» **Exercise aim**: Please copy each line in the records below that contains the string "JSON".
********************
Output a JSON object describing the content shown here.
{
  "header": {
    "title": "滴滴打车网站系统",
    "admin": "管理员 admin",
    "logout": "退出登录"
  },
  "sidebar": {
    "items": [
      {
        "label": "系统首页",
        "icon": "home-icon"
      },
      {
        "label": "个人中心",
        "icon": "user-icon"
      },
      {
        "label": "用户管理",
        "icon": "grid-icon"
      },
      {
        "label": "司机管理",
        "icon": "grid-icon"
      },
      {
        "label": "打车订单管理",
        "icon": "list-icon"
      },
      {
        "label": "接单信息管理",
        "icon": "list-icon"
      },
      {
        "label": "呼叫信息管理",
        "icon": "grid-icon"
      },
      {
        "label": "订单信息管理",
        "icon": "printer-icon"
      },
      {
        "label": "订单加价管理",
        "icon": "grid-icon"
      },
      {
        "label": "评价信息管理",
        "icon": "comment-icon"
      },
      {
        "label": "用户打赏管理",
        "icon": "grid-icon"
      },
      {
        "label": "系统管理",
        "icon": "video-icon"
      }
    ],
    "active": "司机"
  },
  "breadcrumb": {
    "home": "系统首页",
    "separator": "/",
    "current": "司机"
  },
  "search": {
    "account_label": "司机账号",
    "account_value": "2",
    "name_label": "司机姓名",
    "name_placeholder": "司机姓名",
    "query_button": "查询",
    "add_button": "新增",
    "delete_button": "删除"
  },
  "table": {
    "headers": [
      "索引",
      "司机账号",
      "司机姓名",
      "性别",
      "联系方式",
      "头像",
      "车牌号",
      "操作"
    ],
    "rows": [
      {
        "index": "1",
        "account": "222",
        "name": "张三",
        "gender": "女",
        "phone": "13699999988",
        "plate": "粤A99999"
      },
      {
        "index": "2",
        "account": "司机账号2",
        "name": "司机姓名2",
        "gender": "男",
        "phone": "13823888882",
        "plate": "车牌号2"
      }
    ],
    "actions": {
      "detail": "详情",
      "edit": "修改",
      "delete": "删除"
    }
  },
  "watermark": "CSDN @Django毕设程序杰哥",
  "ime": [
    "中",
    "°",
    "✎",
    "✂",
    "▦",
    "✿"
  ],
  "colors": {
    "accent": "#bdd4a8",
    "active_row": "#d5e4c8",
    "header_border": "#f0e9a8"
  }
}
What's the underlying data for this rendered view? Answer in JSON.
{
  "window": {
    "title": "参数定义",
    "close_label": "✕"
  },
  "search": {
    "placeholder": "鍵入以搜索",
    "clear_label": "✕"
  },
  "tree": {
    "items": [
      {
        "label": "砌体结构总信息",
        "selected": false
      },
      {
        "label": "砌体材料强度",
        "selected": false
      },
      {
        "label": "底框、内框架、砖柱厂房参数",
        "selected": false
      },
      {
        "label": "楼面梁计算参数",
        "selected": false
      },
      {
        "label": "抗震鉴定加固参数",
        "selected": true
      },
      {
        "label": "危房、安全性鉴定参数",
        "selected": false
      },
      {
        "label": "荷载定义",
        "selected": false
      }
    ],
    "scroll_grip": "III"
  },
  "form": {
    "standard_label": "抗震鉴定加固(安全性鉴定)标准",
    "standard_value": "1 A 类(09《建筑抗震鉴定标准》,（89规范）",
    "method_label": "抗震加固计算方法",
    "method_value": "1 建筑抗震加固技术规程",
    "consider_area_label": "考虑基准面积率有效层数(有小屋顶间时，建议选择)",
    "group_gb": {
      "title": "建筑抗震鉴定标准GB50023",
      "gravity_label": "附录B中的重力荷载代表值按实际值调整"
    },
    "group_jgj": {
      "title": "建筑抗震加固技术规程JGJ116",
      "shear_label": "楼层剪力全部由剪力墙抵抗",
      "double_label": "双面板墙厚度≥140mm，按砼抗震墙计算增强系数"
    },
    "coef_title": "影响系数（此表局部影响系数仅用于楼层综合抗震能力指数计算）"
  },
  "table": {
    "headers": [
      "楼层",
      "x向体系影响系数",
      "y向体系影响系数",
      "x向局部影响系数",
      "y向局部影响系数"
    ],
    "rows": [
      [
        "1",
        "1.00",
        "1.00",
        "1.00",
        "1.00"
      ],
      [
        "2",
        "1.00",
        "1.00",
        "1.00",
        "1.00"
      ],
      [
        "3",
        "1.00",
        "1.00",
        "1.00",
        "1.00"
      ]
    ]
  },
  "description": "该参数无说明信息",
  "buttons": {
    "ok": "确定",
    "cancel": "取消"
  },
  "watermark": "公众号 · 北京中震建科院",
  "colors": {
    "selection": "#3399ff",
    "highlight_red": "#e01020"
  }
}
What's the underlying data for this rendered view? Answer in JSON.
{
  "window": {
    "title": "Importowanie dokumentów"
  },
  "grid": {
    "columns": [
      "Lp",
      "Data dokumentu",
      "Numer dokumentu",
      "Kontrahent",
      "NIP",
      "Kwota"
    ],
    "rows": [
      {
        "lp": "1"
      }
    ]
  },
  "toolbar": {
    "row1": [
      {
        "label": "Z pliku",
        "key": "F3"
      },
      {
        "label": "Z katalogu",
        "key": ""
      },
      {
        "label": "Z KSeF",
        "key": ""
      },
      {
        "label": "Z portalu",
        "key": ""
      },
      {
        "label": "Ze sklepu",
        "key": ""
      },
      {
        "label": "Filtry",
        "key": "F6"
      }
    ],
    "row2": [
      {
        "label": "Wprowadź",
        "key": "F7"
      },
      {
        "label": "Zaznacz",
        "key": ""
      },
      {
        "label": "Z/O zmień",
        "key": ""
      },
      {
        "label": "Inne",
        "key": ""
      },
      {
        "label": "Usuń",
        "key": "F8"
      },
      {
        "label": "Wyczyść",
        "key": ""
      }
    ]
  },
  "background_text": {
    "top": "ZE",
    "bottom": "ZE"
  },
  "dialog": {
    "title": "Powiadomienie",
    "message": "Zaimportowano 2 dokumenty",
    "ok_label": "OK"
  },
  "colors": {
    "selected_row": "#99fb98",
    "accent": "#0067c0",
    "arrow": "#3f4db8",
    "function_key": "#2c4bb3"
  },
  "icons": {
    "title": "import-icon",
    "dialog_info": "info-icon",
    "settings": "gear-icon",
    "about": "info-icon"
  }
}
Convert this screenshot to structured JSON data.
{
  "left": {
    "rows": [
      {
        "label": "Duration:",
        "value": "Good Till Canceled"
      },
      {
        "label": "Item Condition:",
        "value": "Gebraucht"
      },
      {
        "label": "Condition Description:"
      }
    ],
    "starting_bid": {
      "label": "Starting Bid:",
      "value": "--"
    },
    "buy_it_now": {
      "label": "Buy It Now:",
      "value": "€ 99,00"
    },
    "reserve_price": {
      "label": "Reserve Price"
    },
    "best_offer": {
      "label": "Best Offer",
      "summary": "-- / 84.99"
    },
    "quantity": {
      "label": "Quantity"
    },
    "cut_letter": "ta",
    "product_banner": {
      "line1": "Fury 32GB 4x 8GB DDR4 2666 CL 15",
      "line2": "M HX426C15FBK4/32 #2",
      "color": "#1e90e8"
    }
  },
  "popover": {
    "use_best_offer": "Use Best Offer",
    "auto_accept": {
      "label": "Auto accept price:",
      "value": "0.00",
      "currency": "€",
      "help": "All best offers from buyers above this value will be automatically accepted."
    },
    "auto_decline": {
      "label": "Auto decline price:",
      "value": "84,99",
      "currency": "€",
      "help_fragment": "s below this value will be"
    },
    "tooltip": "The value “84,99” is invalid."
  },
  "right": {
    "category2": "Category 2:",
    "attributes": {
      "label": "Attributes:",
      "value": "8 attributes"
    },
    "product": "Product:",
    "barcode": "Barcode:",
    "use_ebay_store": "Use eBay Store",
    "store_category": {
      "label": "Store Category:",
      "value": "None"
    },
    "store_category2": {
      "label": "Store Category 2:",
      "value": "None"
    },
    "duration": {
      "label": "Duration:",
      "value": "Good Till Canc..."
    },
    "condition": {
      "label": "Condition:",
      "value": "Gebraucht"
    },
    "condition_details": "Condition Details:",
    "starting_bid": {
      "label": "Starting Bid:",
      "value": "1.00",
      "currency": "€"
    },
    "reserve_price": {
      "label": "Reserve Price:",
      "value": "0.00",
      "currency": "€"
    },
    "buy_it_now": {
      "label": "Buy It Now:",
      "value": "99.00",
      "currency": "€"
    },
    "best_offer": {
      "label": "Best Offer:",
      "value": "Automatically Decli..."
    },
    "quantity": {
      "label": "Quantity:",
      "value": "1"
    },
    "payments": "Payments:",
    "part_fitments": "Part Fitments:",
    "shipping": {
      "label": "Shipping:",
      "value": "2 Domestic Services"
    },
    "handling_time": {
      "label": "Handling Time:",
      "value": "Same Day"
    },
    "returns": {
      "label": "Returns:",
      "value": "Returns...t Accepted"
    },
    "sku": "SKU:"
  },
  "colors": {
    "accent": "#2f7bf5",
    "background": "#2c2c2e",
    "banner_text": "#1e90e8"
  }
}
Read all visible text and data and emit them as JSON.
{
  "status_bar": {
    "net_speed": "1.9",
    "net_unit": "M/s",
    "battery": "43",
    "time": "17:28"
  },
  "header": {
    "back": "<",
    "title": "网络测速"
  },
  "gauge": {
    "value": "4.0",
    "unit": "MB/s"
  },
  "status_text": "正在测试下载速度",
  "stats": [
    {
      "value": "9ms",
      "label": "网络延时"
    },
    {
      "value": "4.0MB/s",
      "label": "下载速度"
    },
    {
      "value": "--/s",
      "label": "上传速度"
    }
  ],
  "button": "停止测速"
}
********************
» **Written reply**:
Output a JSON object describing the content shown here.
What's the underlying data for this rendered view? Answer in JSON.
What's the underlying data for this rendered view? Answer in JSON.
Convert this screenshot to structured JSON data.
Read all visible text and data and emit them as JSON.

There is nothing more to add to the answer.